_WHAT YOU SHOULD DO_
Every line of the data that contains the string "title" must be copied.

#### RECORDS FOR PROCESSING

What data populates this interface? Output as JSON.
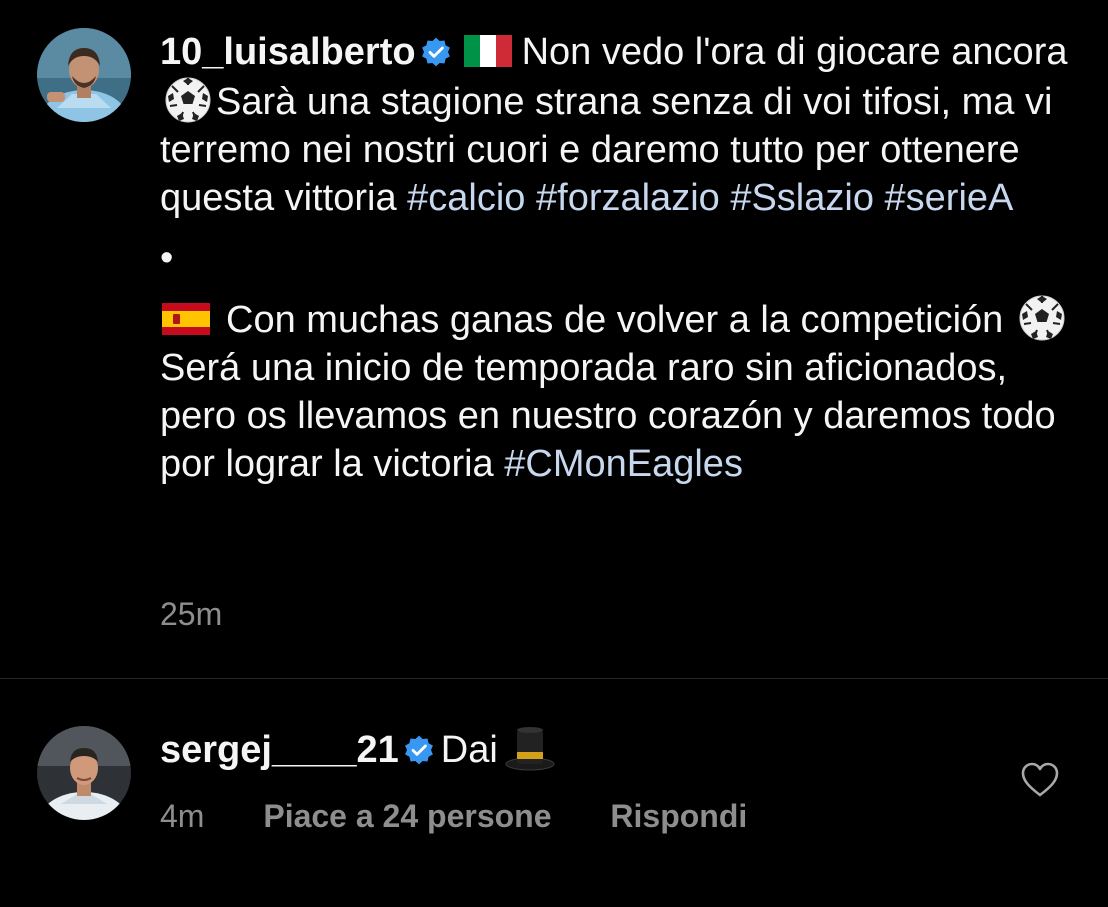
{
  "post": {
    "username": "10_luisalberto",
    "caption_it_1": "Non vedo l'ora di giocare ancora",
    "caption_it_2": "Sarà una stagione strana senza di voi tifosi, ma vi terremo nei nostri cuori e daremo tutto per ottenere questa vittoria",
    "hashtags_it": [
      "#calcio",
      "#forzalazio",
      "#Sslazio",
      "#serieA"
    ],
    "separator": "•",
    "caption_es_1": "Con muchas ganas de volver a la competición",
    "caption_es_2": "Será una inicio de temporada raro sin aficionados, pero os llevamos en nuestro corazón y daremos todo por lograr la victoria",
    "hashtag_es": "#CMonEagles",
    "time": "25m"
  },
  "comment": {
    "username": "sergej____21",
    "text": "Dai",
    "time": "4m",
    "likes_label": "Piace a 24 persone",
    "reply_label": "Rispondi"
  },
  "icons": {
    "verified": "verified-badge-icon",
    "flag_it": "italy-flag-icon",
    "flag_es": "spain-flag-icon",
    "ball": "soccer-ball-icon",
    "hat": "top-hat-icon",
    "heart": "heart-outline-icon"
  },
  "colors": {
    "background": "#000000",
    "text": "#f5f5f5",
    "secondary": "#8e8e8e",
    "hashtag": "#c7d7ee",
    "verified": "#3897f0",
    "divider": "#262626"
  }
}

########
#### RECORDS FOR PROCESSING

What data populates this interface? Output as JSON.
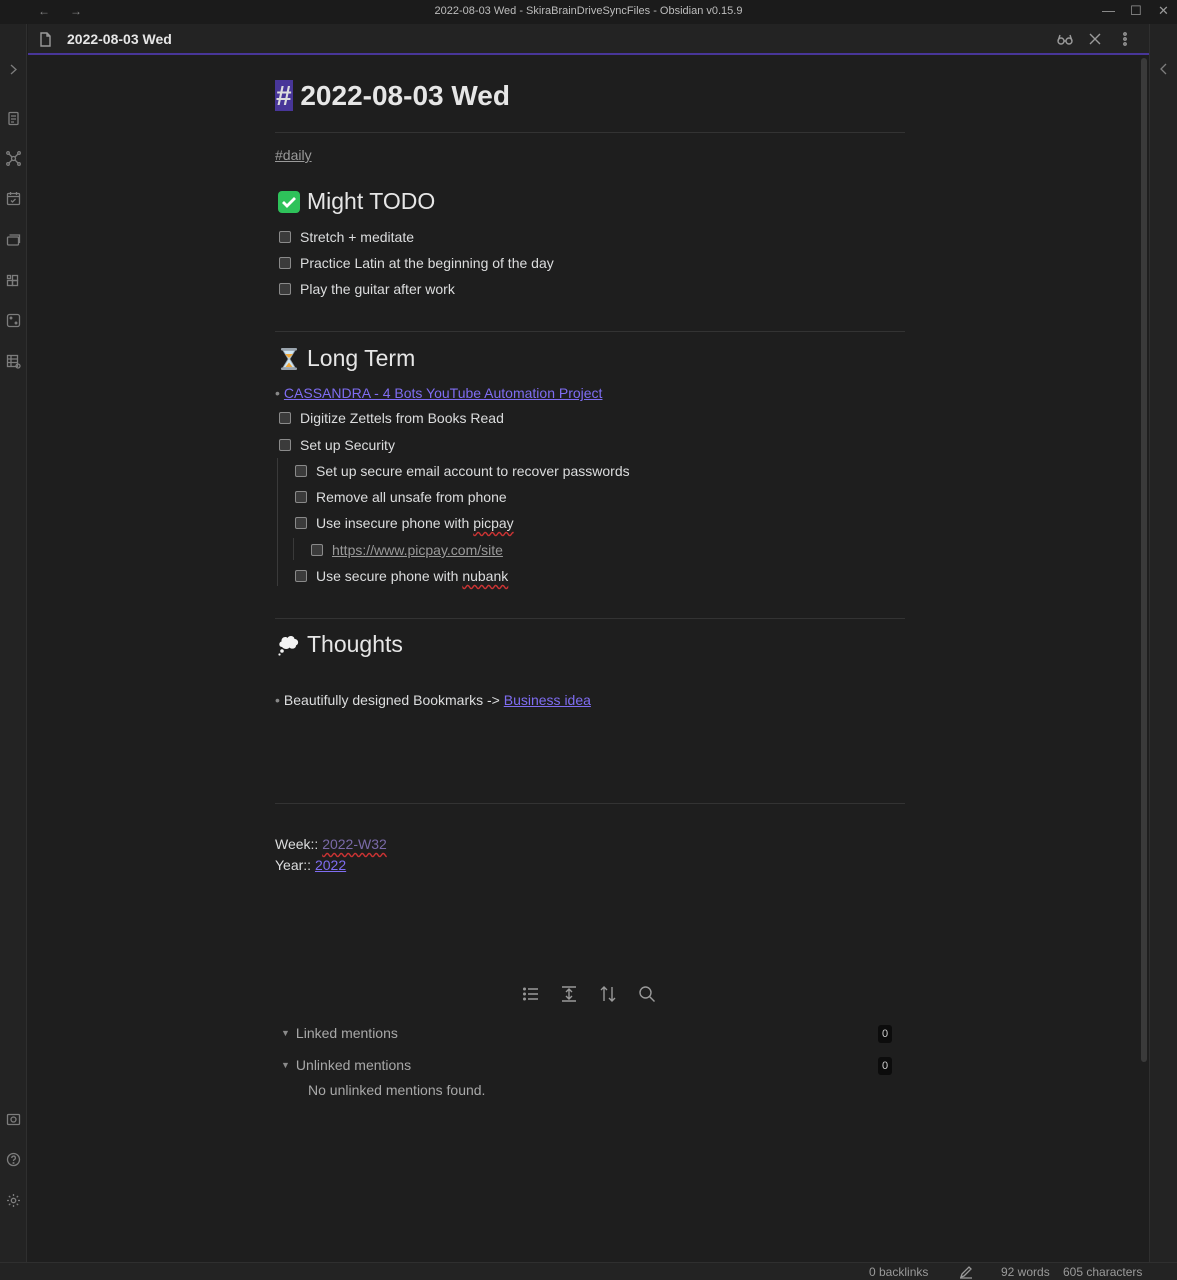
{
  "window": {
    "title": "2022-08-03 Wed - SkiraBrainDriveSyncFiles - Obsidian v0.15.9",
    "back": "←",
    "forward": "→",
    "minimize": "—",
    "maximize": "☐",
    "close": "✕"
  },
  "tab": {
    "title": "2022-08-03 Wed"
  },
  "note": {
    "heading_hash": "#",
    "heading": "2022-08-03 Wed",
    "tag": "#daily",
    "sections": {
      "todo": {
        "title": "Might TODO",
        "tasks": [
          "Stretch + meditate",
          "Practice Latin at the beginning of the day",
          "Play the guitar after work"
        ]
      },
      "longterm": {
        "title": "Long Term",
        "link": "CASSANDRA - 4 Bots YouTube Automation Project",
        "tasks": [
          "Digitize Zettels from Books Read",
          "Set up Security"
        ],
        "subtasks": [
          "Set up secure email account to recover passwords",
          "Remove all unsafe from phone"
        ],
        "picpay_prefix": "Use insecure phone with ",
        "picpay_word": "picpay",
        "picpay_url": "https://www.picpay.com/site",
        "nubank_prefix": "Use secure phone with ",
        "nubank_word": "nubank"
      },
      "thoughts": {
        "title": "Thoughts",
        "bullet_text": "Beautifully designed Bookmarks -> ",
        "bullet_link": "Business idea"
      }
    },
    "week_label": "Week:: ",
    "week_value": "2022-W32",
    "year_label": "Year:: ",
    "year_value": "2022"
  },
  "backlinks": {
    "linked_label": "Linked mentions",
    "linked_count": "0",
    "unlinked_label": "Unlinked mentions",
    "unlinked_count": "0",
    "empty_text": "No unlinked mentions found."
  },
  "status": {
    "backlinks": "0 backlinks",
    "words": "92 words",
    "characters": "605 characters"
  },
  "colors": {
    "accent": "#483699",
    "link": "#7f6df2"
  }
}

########
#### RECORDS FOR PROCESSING

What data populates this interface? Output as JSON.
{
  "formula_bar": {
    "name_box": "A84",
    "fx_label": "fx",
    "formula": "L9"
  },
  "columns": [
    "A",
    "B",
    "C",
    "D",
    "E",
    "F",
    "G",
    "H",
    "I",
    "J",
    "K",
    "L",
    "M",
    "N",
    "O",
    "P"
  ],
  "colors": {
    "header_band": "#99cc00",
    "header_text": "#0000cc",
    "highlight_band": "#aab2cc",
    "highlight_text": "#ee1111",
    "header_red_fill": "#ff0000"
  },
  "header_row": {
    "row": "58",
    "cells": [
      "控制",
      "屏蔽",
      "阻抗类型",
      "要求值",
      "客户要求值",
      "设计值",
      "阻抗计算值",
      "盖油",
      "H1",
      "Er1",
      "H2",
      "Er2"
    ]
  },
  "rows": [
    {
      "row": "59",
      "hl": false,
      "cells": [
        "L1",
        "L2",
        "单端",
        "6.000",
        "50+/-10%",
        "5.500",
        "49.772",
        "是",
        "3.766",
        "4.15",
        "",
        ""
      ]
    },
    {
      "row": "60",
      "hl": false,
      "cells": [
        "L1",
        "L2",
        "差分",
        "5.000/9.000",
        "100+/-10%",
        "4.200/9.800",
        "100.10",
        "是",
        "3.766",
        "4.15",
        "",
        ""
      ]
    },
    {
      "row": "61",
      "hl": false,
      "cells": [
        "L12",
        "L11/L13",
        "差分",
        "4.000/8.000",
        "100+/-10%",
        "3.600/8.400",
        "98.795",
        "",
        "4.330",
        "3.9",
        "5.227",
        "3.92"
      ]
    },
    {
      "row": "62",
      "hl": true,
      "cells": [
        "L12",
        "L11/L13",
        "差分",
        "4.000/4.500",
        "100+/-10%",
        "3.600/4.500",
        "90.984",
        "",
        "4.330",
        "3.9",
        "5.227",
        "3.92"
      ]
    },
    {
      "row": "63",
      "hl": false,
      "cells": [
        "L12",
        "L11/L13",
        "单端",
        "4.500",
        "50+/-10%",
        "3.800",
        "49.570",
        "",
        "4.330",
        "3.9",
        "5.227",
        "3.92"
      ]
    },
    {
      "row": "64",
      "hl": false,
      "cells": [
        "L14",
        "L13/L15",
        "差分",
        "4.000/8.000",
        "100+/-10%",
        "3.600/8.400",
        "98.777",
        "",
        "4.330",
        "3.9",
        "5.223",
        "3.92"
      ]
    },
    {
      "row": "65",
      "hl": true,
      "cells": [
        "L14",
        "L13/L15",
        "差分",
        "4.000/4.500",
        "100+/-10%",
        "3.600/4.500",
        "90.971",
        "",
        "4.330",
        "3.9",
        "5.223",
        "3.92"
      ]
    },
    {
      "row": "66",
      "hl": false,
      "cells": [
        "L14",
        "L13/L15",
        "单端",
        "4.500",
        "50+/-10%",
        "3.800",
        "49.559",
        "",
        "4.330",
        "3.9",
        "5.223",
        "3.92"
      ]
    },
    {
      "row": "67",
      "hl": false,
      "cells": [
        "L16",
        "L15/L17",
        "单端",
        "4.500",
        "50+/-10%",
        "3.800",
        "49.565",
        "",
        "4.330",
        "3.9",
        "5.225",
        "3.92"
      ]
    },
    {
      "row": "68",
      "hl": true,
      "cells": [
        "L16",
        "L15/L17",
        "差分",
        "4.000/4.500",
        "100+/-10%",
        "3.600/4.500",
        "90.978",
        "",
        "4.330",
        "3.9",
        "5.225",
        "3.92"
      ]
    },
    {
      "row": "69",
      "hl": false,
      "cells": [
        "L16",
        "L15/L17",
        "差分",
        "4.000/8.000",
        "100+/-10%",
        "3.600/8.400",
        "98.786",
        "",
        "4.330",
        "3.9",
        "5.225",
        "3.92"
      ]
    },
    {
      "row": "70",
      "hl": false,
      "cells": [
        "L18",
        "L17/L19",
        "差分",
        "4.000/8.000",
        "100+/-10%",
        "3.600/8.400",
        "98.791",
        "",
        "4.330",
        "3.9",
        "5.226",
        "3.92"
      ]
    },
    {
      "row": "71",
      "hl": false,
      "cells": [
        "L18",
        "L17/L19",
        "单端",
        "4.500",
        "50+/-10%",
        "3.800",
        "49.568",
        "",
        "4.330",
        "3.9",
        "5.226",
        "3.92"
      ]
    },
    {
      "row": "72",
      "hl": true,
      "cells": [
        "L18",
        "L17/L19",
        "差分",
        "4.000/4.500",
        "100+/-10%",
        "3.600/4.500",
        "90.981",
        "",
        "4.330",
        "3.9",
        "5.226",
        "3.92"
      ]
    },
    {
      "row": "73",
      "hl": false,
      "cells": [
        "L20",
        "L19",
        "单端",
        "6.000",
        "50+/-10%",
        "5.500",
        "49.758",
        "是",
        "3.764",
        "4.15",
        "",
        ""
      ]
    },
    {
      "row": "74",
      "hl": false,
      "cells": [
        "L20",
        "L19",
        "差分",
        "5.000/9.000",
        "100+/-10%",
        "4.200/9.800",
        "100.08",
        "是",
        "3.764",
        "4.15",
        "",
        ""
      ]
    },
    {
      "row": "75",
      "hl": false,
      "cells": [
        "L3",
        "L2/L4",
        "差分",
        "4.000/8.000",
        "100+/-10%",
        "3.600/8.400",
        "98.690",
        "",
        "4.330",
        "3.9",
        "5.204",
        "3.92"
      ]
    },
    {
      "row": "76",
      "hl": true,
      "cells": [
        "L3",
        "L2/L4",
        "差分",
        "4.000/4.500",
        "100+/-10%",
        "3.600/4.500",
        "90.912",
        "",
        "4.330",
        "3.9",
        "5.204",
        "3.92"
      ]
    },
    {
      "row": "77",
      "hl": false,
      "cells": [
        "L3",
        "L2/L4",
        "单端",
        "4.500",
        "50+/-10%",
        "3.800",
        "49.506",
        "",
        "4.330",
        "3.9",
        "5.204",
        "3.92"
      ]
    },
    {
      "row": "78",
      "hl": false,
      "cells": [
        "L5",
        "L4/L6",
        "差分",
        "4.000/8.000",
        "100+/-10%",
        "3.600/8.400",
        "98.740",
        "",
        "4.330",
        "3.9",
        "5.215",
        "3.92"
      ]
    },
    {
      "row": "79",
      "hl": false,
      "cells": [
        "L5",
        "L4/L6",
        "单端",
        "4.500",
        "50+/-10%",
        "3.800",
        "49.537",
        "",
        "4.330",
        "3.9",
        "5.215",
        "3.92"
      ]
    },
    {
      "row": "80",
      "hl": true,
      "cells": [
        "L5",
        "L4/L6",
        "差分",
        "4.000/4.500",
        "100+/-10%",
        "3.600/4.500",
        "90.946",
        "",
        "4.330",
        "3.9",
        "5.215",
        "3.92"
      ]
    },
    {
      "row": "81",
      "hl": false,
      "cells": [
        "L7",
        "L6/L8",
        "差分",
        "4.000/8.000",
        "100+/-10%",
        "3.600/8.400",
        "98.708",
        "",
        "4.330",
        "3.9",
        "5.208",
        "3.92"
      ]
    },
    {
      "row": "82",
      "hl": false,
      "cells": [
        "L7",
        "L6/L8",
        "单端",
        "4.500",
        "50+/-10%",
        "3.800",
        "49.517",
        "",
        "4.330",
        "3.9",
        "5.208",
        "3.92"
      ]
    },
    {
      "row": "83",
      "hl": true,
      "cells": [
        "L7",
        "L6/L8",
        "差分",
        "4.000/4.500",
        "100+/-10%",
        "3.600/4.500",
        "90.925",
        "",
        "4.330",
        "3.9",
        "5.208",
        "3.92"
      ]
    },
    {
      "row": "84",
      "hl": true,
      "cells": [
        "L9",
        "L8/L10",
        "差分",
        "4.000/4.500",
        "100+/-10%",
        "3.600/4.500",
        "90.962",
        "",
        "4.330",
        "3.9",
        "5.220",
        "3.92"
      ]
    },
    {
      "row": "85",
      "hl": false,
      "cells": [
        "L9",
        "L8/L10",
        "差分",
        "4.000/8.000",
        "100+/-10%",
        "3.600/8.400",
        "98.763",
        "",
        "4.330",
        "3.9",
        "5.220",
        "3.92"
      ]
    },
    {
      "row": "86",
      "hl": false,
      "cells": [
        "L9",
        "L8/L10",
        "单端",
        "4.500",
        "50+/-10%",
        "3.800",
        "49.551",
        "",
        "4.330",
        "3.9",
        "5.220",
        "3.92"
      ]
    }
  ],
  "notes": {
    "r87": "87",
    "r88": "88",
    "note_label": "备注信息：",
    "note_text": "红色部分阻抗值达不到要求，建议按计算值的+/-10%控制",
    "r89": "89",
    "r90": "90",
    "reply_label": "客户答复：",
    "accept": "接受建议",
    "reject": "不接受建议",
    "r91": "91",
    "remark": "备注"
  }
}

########

_EXERCISE RESPONSE_
    "title": "2022-08-03 Wed - SkiraBrainDriveSyncFiles - Obsidian v0.15.9",
    "title": "2022-08-03 Wed"
        "title": "Might TODO",
        "title": "Long Term",
        "title": "Thoughts",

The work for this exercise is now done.